Historically, title insurance came about as a necessity. According to the American Land Title Association (alta.org), title insurance resulted from a landmark court case in Pennsylvania in 1868, which found that home seller was not be responsible for a erroneous title opinion. Subsequently, the first title insurance company was formed in 1876 in Philadelphia. The company promoted itself by claiming that they would insure “the purchasers of real estate and mortgages against losses from defective title, liens and encumbrances;” thus increasing the speed and accuracy of the property transfer process.
Prior to the availability of title insurance, title examinations were conducted similarly to how they are today with the purpose of ensuring title marketability (ensuring title is free of unpaid liens, mortgages, and other encumbrances). However, prior to the offering of title insurance, property owners were often held responsible for title blemishes. Of course, unresolved tile disputes were often settled in court.
Initially, title insurance was often a local process. However, the title insurance industry surged along with an expanded housing market after World War II ended. Additionally, the use of lender’s title insurance grew along with the secondary mortgage market; because as the number of nationwide mortgage holders increased, lenders found that title insurance was necessary to protect their interests.
Researching a property’s title relies on the “recordation system.” Although the recordation system has been in use in most of United States in some cases before the formation of the country, many countries use a land registration.
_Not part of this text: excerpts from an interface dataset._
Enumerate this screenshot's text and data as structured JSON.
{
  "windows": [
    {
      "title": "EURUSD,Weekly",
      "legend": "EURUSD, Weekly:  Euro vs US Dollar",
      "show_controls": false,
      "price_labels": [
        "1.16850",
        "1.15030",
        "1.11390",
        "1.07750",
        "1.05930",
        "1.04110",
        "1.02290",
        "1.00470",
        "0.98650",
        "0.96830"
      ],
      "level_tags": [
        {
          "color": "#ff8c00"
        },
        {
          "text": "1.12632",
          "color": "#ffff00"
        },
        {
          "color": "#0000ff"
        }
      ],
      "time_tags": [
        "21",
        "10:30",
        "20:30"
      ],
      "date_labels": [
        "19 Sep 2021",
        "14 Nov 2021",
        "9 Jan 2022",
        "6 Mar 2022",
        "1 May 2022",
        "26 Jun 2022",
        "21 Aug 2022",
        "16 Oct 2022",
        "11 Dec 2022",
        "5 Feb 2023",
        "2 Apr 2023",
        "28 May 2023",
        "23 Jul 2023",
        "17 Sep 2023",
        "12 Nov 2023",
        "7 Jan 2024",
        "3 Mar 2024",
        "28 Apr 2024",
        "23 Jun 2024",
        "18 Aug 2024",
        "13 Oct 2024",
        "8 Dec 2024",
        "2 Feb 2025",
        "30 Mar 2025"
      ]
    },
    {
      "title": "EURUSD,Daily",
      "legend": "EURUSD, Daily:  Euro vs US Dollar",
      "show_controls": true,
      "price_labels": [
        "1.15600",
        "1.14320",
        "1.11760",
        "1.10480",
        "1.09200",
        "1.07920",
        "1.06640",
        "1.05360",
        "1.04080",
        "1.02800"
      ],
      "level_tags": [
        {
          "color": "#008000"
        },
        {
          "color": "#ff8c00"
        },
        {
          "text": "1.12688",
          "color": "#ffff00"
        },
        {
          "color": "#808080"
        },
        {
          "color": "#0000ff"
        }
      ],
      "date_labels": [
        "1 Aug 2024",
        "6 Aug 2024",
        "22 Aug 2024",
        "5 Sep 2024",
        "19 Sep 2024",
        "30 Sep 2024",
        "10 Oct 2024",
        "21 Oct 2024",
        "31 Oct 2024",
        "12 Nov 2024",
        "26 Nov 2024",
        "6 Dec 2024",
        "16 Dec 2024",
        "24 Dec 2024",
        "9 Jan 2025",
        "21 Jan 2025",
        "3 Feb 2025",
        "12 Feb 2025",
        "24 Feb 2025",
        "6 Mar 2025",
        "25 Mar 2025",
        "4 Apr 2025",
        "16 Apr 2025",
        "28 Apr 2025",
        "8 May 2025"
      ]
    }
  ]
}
Land registration systems used in some countries typically do not provide the same recourse as does the recordation system when disputes arise; where the registering government may resolve these disputes.
Title insurance is a result of our recordation system that continues to this day, where property ownership can usually be determined by conveyance. Although the recordation system relies on transfer instruments that indicate a grantor, grantee, and property description; the system is not perfect. Issues can arise from unrecorded deeds, as well as erroneously recorded documents; fraud may also occur by recording falsified transfer documents with a complicit or unsuspecting clerk.
There are two types of title insurance that are offered: lender’s and owner’s. A lender’s policy is usually required by a mortgage lender and is thought to protect the interests of the lender by validating the lender’s validity and enforceability of the mortgage. The lender’s policy is typically issued for the mortgage amount and coverage decreases as the principal is paid down.
An owner’s title insurance policy is understood to protect the owner’s interest in the property, however there may be limitations. You should consult with your title attorney about the policy coverage and limitations. Policy coverage varies– so check with your title agent for pricing and coverage levels.
A Consumer Guide to Title Insurance is available from the Maryland Insurance Administration, the local State agency that regulates title insurance producers (insurance.maryland.gov).
By Dan Krell
Copyright © 2013
This article is not intended to provide nor should it be relied upon for legal and financial advice. Original published at https://dankrell.com